Tallinn's Museum of Occupations marked its 10th anniversary this week, and also held a seminar attended by two heads of state.
President Toomas Hendrik Ilves and visiting German President Gauck, a leader of the human rights movement in the former GDR, attended yesterday's event, entitled "What Will We Remember in the Future?"
The museum anniversary on July 8 was also dedicated to a 1941 massacre in Tartu prison.
The Museum of Occupations was founded in 2003 to study the processes that took place in society from 1940-1991.
In her speech, museum director Kadri Viires discussed whether and how the values from the museum's founding were still salient today.
Jüri Adams, a legal scholar who helped draft the Constitution, waxed political, saying the museum could be the institution that calls on Russia to return archives it expatriated at the end of the occupation.

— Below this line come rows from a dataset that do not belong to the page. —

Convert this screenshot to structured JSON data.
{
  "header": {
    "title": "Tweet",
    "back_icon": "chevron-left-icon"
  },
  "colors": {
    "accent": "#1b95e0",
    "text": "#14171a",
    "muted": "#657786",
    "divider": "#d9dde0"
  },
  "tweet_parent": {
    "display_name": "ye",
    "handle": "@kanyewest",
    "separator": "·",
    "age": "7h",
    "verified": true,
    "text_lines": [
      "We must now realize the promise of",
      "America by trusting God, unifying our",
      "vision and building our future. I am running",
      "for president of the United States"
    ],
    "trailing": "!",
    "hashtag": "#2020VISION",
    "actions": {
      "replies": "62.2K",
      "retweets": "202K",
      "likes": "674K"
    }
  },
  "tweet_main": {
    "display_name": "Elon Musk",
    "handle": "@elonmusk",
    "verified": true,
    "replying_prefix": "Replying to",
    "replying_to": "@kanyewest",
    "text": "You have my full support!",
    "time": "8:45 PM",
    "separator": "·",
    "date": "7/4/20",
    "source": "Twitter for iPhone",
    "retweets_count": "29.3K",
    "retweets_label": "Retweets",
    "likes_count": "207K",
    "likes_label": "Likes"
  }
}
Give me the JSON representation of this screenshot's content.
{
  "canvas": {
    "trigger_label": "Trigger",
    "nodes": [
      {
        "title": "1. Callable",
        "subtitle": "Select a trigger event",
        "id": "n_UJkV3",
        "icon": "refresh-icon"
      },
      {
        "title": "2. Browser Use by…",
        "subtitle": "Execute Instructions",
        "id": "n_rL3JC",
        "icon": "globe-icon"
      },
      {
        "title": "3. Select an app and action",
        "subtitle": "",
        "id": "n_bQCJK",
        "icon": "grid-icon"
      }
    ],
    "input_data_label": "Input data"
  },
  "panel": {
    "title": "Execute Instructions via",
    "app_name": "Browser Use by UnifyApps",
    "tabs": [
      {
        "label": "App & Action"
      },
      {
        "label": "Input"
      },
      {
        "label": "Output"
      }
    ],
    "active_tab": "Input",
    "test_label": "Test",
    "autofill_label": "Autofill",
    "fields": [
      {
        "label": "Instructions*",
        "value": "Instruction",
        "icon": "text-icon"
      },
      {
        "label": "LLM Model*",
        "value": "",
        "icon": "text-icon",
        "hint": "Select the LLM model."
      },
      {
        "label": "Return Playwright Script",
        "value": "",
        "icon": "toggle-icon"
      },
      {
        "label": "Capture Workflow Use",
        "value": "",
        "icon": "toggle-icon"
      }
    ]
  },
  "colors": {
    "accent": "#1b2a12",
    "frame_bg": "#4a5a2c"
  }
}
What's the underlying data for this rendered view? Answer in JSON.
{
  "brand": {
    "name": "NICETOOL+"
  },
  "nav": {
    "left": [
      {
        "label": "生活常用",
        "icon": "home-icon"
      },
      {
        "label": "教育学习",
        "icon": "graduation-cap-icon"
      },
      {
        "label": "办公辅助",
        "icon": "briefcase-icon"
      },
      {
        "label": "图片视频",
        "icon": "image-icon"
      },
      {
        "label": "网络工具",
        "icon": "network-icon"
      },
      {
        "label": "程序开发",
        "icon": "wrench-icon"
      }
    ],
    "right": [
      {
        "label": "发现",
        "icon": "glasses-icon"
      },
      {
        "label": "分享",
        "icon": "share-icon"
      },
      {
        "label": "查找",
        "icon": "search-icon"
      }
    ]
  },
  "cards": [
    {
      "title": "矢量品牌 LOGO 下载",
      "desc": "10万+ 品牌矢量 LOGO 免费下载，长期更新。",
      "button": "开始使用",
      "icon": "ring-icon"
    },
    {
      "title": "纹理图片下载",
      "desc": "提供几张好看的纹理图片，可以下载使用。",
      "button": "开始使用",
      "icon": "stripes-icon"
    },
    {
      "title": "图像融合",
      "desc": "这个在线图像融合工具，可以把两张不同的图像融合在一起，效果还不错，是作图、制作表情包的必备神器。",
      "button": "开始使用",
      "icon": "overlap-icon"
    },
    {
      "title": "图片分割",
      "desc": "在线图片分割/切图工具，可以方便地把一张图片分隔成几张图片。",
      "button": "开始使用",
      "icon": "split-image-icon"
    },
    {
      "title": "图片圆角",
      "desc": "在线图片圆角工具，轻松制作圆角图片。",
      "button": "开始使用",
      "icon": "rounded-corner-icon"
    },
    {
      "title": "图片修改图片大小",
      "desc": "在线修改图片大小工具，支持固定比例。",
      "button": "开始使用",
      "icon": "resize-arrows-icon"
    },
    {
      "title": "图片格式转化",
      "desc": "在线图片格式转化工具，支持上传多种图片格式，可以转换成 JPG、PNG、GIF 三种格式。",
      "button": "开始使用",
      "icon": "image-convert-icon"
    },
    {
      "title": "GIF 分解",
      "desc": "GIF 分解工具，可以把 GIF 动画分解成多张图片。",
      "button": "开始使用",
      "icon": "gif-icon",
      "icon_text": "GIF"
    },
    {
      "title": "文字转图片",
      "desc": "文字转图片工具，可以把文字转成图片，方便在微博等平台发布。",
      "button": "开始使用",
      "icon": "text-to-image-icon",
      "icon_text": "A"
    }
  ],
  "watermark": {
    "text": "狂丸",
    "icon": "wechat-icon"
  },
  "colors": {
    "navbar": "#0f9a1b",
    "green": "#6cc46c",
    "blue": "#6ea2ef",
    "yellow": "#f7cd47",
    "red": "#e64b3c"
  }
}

Former dissidents and prisoners of conscience under the Soviet regime Mart Niklus and Kalju Mätik also spoke.